There are 10 houses on the self-guided walking tour as well as three buildings that don’t serve as residences, and one industrial structure that has been adapted into a spectacular modernist home.

In addition to the Patterson House, the non-residential buildings include the Denman-Werlich House, built in the Richardson Romanesque style and now home to the Green Door and Ross School, a fine example of the red-brick box design used for the city’s school buildings in the late 19th century.

Also on this year’s route is the recently renovated lobby of the Camden Roosevelt apartment building, formerly the Roosevelt Hotel and the northern-most stop on the tour. The imposing Roosevelt is far from commonplace, but it does typify a style that’s central to Dupont Circle’s rich architectural heritage. Today, many of the neighborhood’s mansions are gone. Aside from the sheer opulence of the Patterson House, one reason to celebrate the Beaux Arts edifice is that it’s the only survivor of the many “palaces” that once ringed Dupont Circle.

Somewhat smaller but just as grand is a Parisian-style home built a few blocks away and just eight years later. This New Hampshire Avenue house, also featured on this year’s tour, was designed by architect Clarke Waggaman. After serving as an embassy and a law office for decades, the building was restored to residential use in 1993. Remarkably, many of the original interior features had not been destroyed, so a faithful renovation could be executed.

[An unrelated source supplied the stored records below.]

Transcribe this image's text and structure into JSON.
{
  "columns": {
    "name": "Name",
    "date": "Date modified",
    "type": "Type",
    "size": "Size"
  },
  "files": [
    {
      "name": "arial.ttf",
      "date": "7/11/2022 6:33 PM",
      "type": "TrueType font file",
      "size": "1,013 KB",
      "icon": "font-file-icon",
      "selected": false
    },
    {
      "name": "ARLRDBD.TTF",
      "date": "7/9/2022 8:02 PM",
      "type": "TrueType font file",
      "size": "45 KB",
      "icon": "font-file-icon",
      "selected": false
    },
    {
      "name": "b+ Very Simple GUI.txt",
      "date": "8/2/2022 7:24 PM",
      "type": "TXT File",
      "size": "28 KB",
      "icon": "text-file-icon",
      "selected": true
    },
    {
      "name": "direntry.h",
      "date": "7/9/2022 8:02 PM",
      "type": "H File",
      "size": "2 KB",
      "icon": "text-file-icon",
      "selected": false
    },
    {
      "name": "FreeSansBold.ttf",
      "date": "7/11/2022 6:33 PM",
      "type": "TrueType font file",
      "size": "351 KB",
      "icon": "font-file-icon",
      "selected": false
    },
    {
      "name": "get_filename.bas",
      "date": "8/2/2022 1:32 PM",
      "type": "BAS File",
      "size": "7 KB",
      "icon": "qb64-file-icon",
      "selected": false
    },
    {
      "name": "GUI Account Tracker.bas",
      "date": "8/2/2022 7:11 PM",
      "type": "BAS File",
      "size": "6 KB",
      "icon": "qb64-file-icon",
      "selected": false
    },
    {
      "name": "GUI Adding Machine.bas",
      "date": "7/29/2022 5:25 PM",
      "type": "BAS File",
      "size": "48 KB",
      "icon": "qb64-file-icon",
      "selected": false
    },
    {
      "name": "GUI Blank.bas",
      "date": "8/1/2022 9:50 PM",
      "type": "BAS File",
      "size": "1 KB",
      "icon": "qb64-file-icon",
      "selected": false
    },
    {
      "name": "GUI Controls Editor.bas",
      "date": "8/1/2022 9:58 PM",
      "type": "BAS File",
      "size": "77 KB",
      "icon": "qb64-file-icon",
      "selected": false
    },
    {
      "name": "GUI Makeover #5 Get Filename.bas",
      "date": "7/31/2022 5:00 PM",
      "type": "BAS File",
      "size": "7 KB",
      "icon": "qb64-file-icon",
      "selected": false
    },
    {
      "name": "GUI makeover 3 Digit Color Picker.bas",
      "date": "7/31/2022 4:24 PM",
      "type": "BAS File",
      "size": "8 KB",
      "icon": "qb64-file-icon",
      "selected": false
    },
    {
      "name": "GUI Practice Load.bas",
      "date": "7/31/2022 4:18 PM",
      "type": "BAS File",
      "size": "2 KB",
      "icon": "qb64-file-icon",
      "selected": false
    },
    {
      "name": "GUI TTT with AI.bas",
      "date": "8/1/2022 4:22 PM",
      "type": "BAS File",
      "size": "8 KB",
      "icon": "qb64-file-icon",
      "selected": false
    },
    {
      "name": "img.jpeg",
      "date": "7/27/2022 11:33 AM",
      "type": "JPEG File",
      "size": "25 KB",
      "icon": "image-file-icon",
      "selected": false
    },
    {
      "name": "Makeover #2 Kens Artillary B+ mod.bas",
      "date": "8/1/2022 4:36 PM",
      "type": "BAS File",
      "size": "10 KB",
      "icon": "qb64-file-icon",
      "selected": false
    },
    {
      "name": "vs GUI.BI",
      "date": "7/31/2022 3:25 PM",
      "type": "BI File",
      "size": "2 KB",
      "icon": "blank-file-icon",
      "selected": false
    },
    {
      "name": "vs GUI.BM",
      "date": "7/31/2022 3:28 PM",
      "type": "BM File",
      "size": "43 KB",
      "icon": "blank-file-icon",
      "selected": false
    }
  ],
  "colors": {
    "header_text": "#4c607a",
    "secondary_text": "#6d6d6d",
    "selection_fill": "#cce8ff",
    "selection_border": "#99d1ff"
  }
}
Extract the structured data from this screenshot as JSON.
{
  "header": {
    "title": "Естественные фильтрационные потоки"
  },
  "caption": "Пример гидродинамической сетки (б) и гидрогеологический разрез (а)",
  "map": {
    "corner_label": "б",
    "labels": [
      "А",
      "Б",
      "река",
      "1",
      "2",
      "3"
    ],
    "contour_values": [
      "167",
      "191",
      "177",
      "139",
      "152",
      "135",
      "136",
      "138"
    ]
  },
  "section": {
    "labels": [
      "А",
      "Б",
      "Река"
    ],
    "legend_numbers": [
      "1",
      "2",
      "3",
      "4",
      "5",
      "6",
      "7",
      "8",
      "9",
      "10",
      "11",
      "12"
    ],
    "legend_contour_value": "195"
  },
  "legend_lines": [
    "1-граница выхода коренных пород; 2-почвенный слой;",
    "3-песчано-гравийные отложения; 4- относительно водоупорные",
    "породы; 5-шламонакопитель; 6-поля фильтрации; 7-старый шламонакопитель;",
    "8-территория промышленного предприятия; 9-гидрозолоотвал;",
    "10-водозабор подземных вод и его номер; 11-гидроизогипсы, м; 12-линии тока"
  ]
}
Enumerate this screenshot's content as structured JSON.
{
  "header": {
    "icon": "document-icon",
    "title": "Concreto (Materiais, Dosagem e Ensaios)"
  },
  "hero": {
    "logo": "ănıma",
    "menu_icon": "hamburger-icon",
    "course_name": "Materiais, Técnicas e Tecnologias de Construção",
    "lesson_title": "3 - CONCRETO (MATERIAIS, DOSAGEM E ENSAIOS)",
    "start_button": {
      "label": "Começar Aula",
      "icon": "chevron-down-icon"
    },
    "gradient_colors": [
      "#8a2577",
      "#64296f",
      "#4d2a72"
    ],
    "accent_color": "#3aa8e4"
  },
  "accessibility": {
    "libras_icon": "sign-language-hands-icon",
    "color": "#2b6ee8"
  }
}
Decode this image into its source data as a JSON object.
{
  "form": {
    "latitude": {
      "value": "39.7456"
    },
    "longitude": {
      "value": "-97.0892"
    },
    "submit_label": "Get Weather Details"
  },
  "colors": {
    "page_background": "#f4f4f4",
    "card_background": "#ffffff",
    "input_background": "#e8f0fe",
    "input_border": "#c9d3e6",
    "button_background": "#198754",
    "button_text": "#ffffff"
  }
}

A very different approach was taken with the former glass factory that yielded the most contemporary home on this year’s tour. By adding a floating staircase and a glassed-in, open-air courtyard, the architect-owner created loft home with a sense of space worthy of a great palazzo.

The result has nothing to do with Victorian style that defines Dupont Circle, but great neighborhoods always incorporate the new as well as the old. Such surprises are what keep Dupont Circle, and this year’s Dupont Circle House Tour, fascinating.

As for a secret garden, there are several: an interior court complete with fountain, a sunken garden, and a pumpkin patch over a former streetcar station entrance.

How and Where to Obtain Tickets

Tickets are $25 in advance/$30 day of tour and may be purchased on line through the DCCA website, www.dupont-circle.org, or at the following local outlets: Axis Salon (1519 Conn. Ave.), Design Within Reach (1838 Columbia Rd.), Goodwood (1428 U St.), Greater Goods (1626 U St.), Home Rule (1807 14th St.), Java House (1645 Q St.), Trio Restaurant (1537 17th St.), True Value Hardware (1623 17th St.), and Urban Essentials (1330 U St.). Tickets on the day of tour will be available at the Dupont Circle Freshfarm Market (9am-1pm; 20th St., bet. Mass. Ave. & Q St.) and at the Patterson House (11:30am-4pm; 15 Dupont Cir.). For information, call 202-431-9254.

*The writer serves as president of the tour’s sponsor, the Dupont Circle Citizens Association (DCCA).

Copyright (c) 2009 InTowner Publishing Corp. & Dupont Circle Citizens Ass’n. All rights reserved.